At the iPhone 5 launch event today, Apple Senior Vice President in charge of iOS Scott Forstall provided additional details about the company’s new Maps product for iOS 6.
Maps replaces Google Maps, which had been pre-installed on every iOS device since the first iPhone. The move has been seen as another sign of the all-out-warfare being waged between the two tech companies over which one will dominate mobile. Although it’s Apple kicking Google Maps off the phone (as well as Google’s YouTube app), Google has been using a better version of its maps on Android phones that offers enhanced views, turn-by-turn navigation, and other features it did not include in the iOS version of its app. Users will still be able to download Google Maps via the App Store.
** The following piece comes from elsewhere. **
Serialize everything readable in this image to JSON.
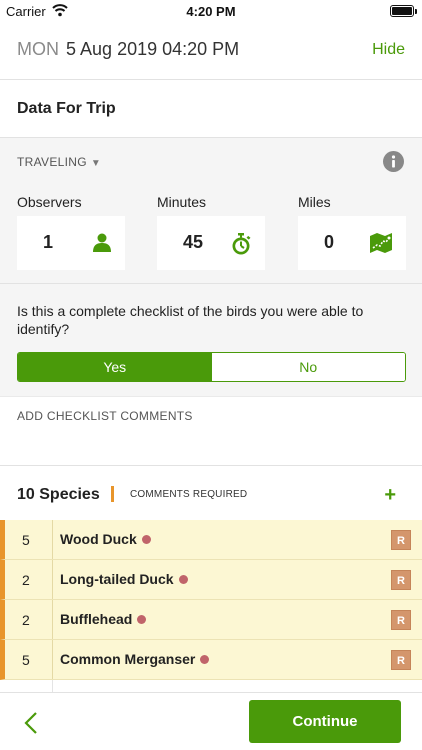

The most dramatic addition to Maps on iOS devices is the Flyover feature. When Google’s Satellite view originally launched in 2005 it was a revelation. Users could see their own backyard pool, the neighbors’ illegal deck, or Area 51. Street View, while even more ambitious, has faced both privacy challenges for its intrusive nature as well as lawsuits and injunctions from multiple governments because of the way it collected additional data about neighborhoods while it was acquiring images.
The new Flyover feature’s main promise is that it will show users more than they’d get from a satellite and less than they’d get from Street View. It has direct parallels to the Google Earth product in that it partly serves as inspiration, but it’s integration directly in the Maps app argues that it intends to be functional on the ground as well. Users will be able to tap on a 3D button on the map display to be taken to the Flyover view.
Using the existing Google Maps product on iPhones to navigate in the car has always been a trick only slightly less dangerous than texting while driving. The new turn-by-turn directions seek to improve this experience, firstly by using voice to tell you when and where to turn and secondly by changing the display to a 3D-style rendering that follows the movement of your vehicle (or feet, for walkers).
Now with even more local
Google has Zagat, and now Frommer’s, so Apple has turned to Yelp to provide greater detail on restaurants, shops, hotels, and other points of interest.
The pop-up box that used to contain a phone number, address, and (sometimes) website now contains user-generated images, star ratings, and reviews. You can activate the turn-by-turn directions from the detail page as well.
As big a company as Apple is, they’ve got a formidable and knowledgable opponent in Google. Google Maps quickly made mincemeat of its predecessor Mapquest and has been at the forefront of mapping for the last half decade. It uses not only in-house staff to constantly upgrade its product but also relies on volunteers who have been engaged with the product for so long that they bring with them an almost Wikipedia-like enthusiasm for correcting mistakes and making updates to the maps.
For now, Apple is going it alone. They’ll need to ensure that details are updated at least as fast at Google to avoid users going back to a product they’ve become accustomed to over the last five years of iPhones. Apple will also have to be prepared for Google to roll out a new iOS maps product that isn’t hamstrung by Apple’s restrictions on its house apps. While that will likely mean integrated advertisements (as Google did with its new YouTube app), users will likely also get some of the features that Google has been keeping for Android users.